Training company developing scenario-based learning

What are the benefits of scenario-based training?

Training content based on real-life scenarios is automatically more engaging for employees because they can instantly see the relevance and benefit to their performance. Beyond that, when you include scenario-based training there are five vital points of increased ROI for your organization.

Scenario-based learning:

  1. Builds Competencies. By putting skills in context, you’re building a progressive training that automatically teaches the steps in a memorable way because it’s told through storytelling. As employees work through the steps and sections of the scenario, they get to make decisions and test outcomes.
  2. Reduces Risk. It’s much safer to make a mistake during a training exercise than it is to try a new process and make a rookie mistake on the job. With scenario-based learning, employees can try out and practice processes until they are comfortable and certain, which reduces the potential for mistakes later.
  3. Speeds Time to Proficiency. Employees learning through experience-based modules are essentially getting on the job training from day one. Use of digital, asynchronous learning allows for learners to work through modules quickly and efficiently, which speeds up time to competence. Increased proficiency from day one also increases productivity.
  4. Increases Confidence. Employees that use scenario-based training have a sense that they know better what to expect when they complete training and take on their new responsibilities. Moreover, practice time is reassuring and helps employees to know they’ve retained the information they’ve learned for use when they need it.
  5. Builds Capabilities. Practice scenarios build good decision-making and skills that transfer to problem-solving capabilities.

Ask a training company expert: How to add scenario-based learning 

At a loss for how to identify opportunities to add scenario-based learning to your onboarding, reskilling, or other training program? Take the following short self-diagnostic quiz to determine your needs.

  1. Start with a review of any needs analysis your team has conducted. Have you identified the desired outcomes of your training? What competencies and capabilities do your trainees need to acquire? These are important first steps to take to spot the best opportunities to create a scenario-based learning scenario.
  2. What are the specific processes that your employees need to learn to be successful?
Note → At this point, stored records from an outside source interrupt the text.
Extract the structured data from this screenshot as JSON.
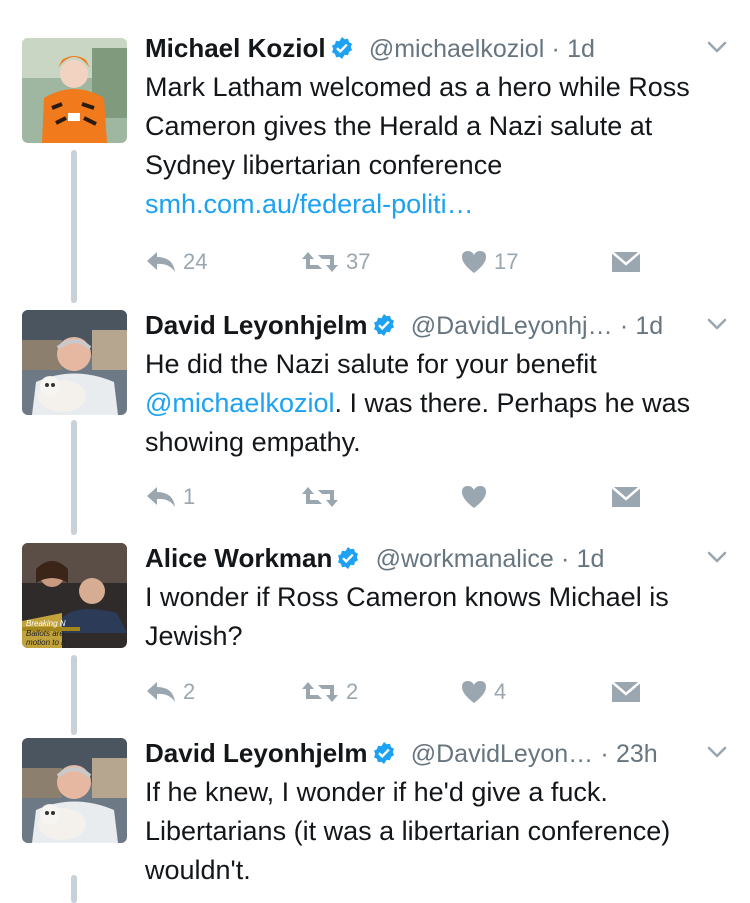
{
  "tweets": [
    {
      "name": "Michael Koziol",
      "handle": "@michaelkoziol",
      "time": "1d",
      "text": "Mark Latham welcomed as a hero while Ross Cameron gives the Herald a Nazi salute at Sydney libertarian conference",
      "link": "smh.com.au/federal-politi…",
      "replies": "24",
      "retweets": "37",
      "likes": "17"
    },
    {
      "name": "David Leyonhjelm",
      "handle": "@DavidLeyonhj…",
      "time": "1d",
      "text_before": "He did the Nazi salute for your benefit ",
      "mention": "@michaelkoziol",
      "text_after": ". I was there. Perhaps he was showing empathy.",
      "replies": "1",
      "retweets": "",
      "likes": ""
    },
    {
      "name": "Alice Workman",
      "handle": "@workmanalice",
      "time": "1d",
      "text": "I wonder if Ross Cameron knows Michael is Jewish?",
      "replies": "2",
      "retweets": "2",
      "likes": "4",
      "avatar_overlay": [
        "Breaking N",
        "Ballots are",
        "motion to n"
      ]
    },
    {
      "name": "David Leyonhjelm",
      "handle": "@DavidLeyon…",
      "time": "23h",
      "text": "If he knew, I wonder if he'd give a fuck. Libertarians (it was a libertarian conference) wouldn't."
    }
  ],
  "separator": "·",
  "colors": {
    "link": "#1da1f2",
    "verified": "#1da1f2",
    "muted": "#66757f",
    "action": "#9aa6b0",
    "thread": "#c8d0d8"
  },
  "icons": [
    "verified-badge-icon",
    "chevron-down-icon",
    "reply-icon",
    "retweet-icon",
    "heart-icon",
    "direct-message-icon"
  ]
}
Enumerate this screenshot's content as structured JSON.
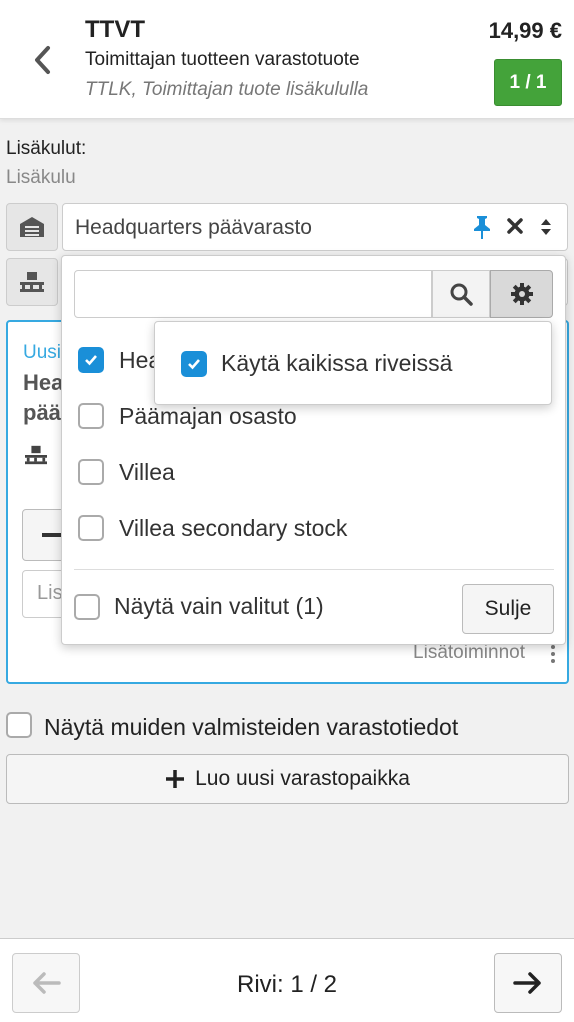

Does your team have a skills map in place to refer to? You can also gather insights from management, and team members already performing the roles successfully.
  3. Which hard skills are the most involved, process-wise? Any process with multiple steps, such as using an inventory ordering system and working with vendors; use of a new technology; installing or making use of a new product, such as a medical device; or following a complicated safety process in a manufacturing plant might all be good scenarios to include in a training to give employees a chance to repeat steps to facilitate learning retention.
  4. Are there skills needed that require good decision making or critical thinking? Scenarios that require employees to make judgement calls in potentially gray-space areas – using interpersonal skills in a customer or client facing situation, for example – are potentially the right scenarios to add to your training so that employees may practice making decisions and build confidence.

Once you’ve noted your answers to these questions, you should have a sense of which scenarios make the most sense to add to your training program.


Scenario-based learning modules are a top method to improve learning retention, gain employee engagement, and speed time to proficiency. Add them to custom eLearning courses and web-based training. Once your team knows which scenarios to add, it’s only a matter of developing the content and adding it to your LMS.

Often, it can be useful to bring in a training company and/or training consultant to help develop that content or provide the technology to add the right digital tools to create the training. Specifically, you’ll want instructional design and user experience skills, as well as the technology to add digital learning and integrate it with your platform.